Lynne writes, "We are having great difficulty with a 'hostile environment' at the school. Our child is three years old and has an aide. The teacher and teacher's assistant are angry at the aid because she informed us that our son, who has feeding problems, was force fed during his first week in the school."
"After she told us what happened, we questioned the school and the teacher. From that point on, the environment has become unbearable for the aide and is having a negative impact on our son."
"The district informed our aide that she is not to tell us about anything that goes on in the classroom. They say the aide is not following the direction of the teacher and is too overprotective of our son. We've had several meetings and have written several letters to our school district regarding this situation."
"Does the aide have a right to tell us what is going on in the classroom? My guess is yes. Is there any caselaw or sections of the law that we can refer to?"
Pete & Pam Wright Answer

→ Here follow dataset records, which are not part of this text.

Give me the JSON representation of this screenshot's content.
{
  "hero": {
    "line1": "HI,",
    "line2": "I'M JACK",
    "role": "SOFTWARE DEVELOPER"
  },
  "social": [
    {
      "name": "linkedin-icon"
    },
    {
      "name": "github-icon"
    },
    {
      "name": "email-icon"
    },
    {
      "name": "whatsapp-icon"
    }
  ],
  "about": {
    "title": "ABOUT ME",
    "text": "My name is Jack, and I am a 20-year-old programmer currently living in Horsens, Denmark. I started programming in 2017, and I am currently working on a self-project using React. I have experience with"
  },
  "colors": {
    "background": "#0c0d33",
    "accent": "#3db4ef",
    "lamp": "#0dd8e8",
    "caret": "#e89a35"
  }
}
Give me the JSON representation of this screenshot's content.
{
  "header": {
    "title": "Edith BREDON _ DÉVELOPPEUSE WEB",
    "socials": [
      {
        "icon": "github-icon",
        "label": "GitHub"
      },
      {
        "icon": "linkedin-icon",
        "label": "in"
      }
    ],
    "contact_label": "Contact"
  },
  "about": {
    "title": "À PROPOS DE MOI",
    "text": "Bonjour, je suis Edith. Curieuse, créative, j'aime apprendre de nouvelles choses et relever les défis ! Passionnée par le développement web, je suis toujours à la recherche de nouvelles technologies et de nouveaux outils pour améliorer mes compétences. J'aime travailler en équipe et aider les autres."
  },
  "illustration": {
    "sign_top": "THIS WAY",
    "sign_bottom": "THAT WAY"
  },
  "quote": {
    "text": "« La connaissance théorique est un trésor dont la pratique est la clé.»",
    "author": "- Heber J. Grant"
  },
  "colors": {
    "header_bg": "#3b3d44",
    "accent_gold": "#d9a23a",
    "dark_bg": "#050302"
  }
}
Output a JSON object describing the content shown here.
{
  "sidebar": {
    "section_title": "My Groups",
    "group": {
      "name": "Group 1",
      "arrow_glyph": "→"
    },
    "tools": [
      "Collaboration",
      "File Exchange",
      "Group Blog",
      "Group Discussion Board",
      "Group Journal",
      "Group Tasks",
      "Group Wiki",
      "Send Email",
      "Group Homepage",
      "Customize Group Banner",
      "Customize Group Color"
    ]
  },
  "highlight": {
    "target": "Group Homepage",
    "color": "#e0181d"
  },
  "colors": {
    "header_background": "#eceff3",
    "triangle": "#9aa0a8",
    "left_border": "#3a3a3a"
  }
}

Pete: As a parent, your mission is to make the school want to help your child and your family. You will not succeed at this mission
by blaming, writing complaint letters, or waving caselaw at school
Pam: How do you react when another person - someone you do not know well - makes demands of you? If you are like most people, you dig in and hunker down for a fight. When a person makes demands on you, I doubt that you rethink your position. You prepare to defend yourself.
Your Relationship with the School
Pam: In our training programs, we tell parents, "Unless you are prepared to remove your child from public school forever, you need to view your relationship with the school as a marriage without the possibility of divorce. You need to focus on solving problems while protecting the relationship."
In Art of Writing Letters, you learn to use tactics and strategies when you write letters to the school. You learn about the Blame Approach and the Storytelling Approach; the sympathy factor; first impressions; pitfalls; and the powerful decision-making Stranger.
If you have a problem with the school or concerns about your child's program, you must document your concerns in writing. 12 Rules for Writing Great Letters includes rules for writing letters and editing tips.
Negotiation & Persuasion
Pete: I also recommend that you to read two books (assuming you have already read our book, From Emotions to Advocacy!)
Getting to Yes: Negotiating Agreement without Giving In by Roger Fisher and William Ury will teach you how to negotiate "win-win" solutions to disputes without damaging your relationship with the school.
How to Argue and Win Every Time by Gerry Spence will teach you how to persuade others to see things as you do, understand your perspective, and WANT to help. How to Argue includes great stories about how people dealt with situations similar to yours. Read the story in Chapter 8 about the mother who wanted her county to fix a dangerous road. After you read this story, you will understand what you need to do.
and Pam also do training programs about special education law and
advocacy. To see if they are coming to your area soon, visit their speaking schedule